There is actually a formula (THE CARBURETOR SHOP / Carburetor size selection criteria) to put you in the ball park for carb size. You do have to make some assumptions based on what you are using the car for on a regular basisi. If it's a daily driver with an occasional floor boarding just because you can, that's one. If it's used every weekend, 1320 feet at a time, that's another. Then you have to make a guess at volumetric efficiency - and 80-85 percent is about all a street driven car will have.
Carb CFM = CID x RPM/3456 x VE
350 x 5000/3456 x .85 = 430 (HUH!!)
Read the reference above and see why a 750 is too big for most small block engines that aren't being raced
What does this have to do with the discussion? When was the last one of those carbs made? But ........ \/\/\/\/ see below. Those carbs really aren't that hugewhat formula does GM use when using Q-jets on 307s/305s?
same for Dodge with thermoquads?
why pick a carb that has to max out the flow to make the power you want? Thats like taking a set 882 heads that flow 175 cfm and building a 380hp engine. The engine would have to be perfect but 175 cfm is enough to make 385 hp mathematically it is possible. Better flowing heads make the power easily and they are not maxed out,,,,carbs,,,,same thingWhat does this have to do with the discussion? When was the last one of those carbs made? But ........ \/\/\/\/ see below. Those carbs really aren't that huge

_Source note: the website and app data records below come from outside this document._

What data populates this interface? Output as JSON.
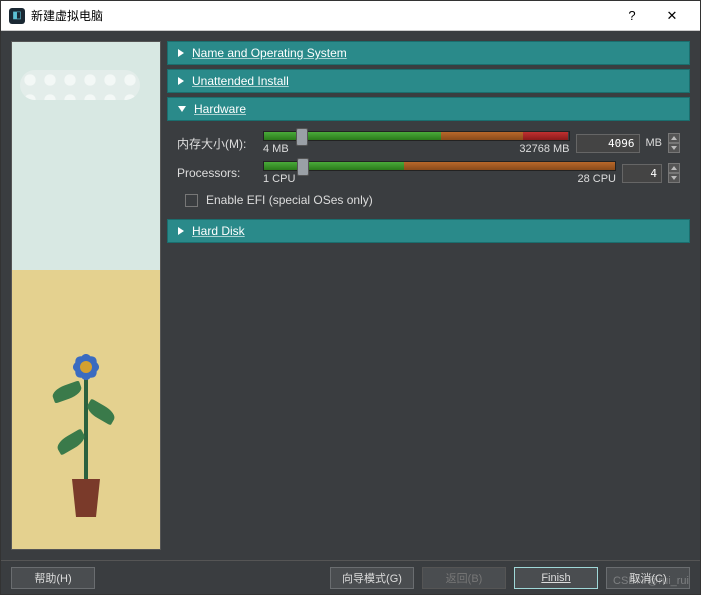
{
  "titlebar": {
    "title": "新建虚拟电脑",
    "help_glyph": "?",
    "close_glyph": "✕"
  },
  "sections": {
    "name_os": {
      "label": "Name and Operating System",
      "expanded": false
    },
    "unattended": {
      "label": "Unattended Install",
      "expanded": false
    },
    "hardware": {
      "label": "Hardware",
      "expanded": true
    },
    "hard_disk": {
      "label": "Hard Disk",
      "expanded": false
    }
  },
  "hardware": {
    "memory": {
      "label": "内存大小(M):",
      "min_label": "4 MB",
      "max_label": "32768 MB",
      "value": "4096",
      "unit": "MB",
      "min": 4,
      "max": 32768,
      "green_end_pct": 58,
      "orange_end_pct": 85,
      "thumb_pct": 12.5
    },
    "processors": {
      "label": "Processors:",
      "min_label": "1 CPU",
      "max_label": "28 CPU",
      "value": "4",
      "min": 1,
      "max": 28,
      "green_end_pct": 40,
      "thumb_pct": 11
    },
    "efi": {
      "label": "Enable EFI (special OSes only)",
      "checked": false
    }
  },
  "footer": {
    "help": "帮助(H)",
    "guided_mode": "向导模式(G)",
    "back": "返回(B)",
    "finish": "Finish",
    "cancel": "取消(C)"
  },
  "watermark": "CSDN @rui_rui"
}
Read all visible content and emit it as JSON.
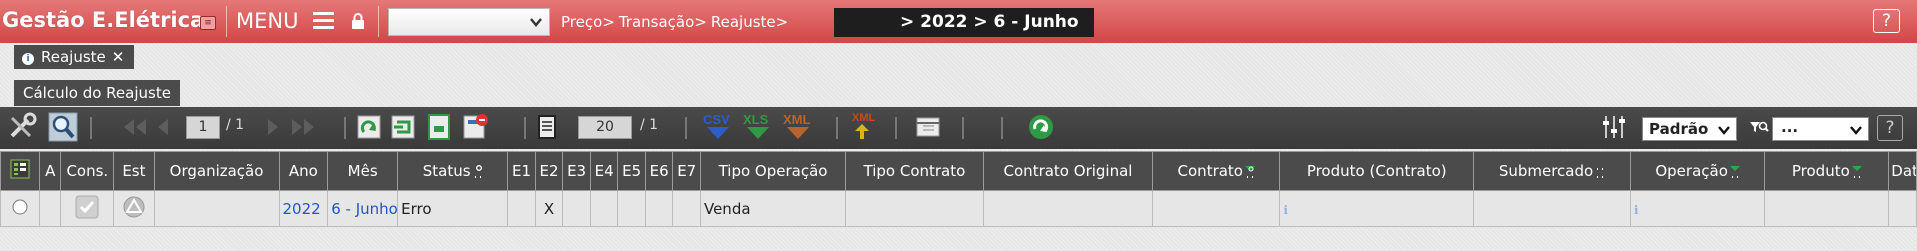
{
  "header": {
    "app_title": "Gestão E.Elétrica",
    "menu_label": "MENU",
    "breadcrumb": [
      "Preço>",
      "Transação>",
      "Reajuste>"
    ],
    "period": "> 2022 > 6 - Junho",
    "help": "?"
  },
  "tabs": [
    {
      "label": "Reajuste",
      "close": "✕"
    }
  ],
  "section": {
    "title": "Cálculo do Reajuste"
  },
  "toolbar": {
    "page_current": "1",
    "page_total": "/ 1",
    "page_size": "20",
    "page_size_total": "/ 1",
    "export_csv": "CSV",
    "export_xls": "XLS",
    "export_xml": "XML",
    "export_xml2": "XML",
    "preset": "Padrão",
    "filter": "...",
    "help": "?"
  },
  "table": {
    "columns": [
      "A",
      "Cons.",
      "Est",
      "Organização",
      "Ano",
      "Mês",
      "Status",
      "E1",
      "E2",
      "E3",
      "E4",
      "E5",
      "E6",
      "E7",
      "Tipo Operação",
      "Tipo Contrato",
      "Contrato Original",
      "Contrato",
      "Produto (Contrato)",
      "Submercado",
      "Operação",
      "Produto",
      "Data"
    ],
    "rows": [
      {
        "organizacao": "",
        "ano": "2022",
        "mes": "6 - Junho",
        "status": "Erro",
        "e1": "",
        "e2": "X",
        "e3": "",
        "e4": "",
        "e5": "",
        "e6": "",
        "e7": "",
        "tipo_operacao": "Venda",
        "tipo_contrato": "",
        "contrato_original": "",
        "contrato": "",
        "produto_contrato": "ℹ",
        "submercado": "",
        "operacao": "ℹ",
        "produto": "",
        "data": ""
      }
    ]
  },
  "colors": {
    "topbar": "#d34646",
    "dark": "#4b4b4b",
    "link": "#1f55c8",
    "sort_green": "#2aa84a"
  }
}
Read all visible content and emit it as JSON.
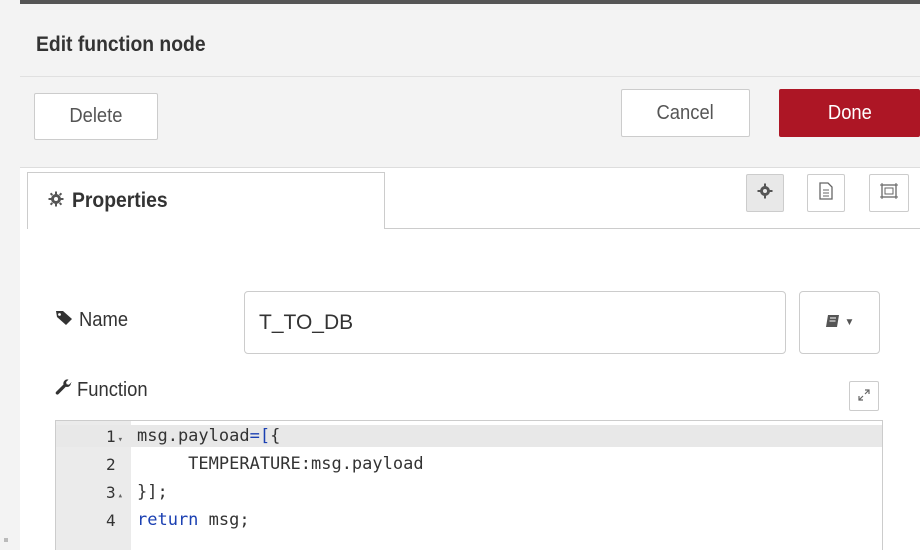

Thermoquads have small primary venturis and large secondaries. They went from about 500cfm to about 1000 in the competition series - and with the plastic body, IMO, tender junk. The way that they metered fuel/engine needs(linkage and an air door or valve - think Edelbrock or Carter AFB), works out just fine, but there sure as heck are better choices for the secondary market.
Rochester Quadrajets are generally about 750 cfm with some more, others less. As with the Thermoquads - small primaries, large secondaries but the total cfm, again, controlled via the linkage and an air door. Find a good one of these, set it up well and it will run every bit as efficiently as any race Holley or clone. Either one, those back two barrels would seldom be 100% open, effectively reducing CFM.
I'll stand by the formua - it works!!!!!!!
It shouldn't surge at low speeds, this is a function of cam against gearing, the enigne is telling you its time to downshift or get rid of the 2.73 rear axle or 40 inch tires. Add more advance in that RPM range, or get rid of the unheated intake manifold. Go to a milder cam, etc. There are lots of contributors to engine surge, the carb can or not be one of them. The old saying that "most carburetor problems are electrical" meaning distributor still holds a lot of truth.I have spent this past winter rebuilding my 350 small block Chevy engine. I was wondering if there is a way to figure out what the best size carburetor is I had a 750 cfm and it was surging too much at slow speeds. Any suggestions?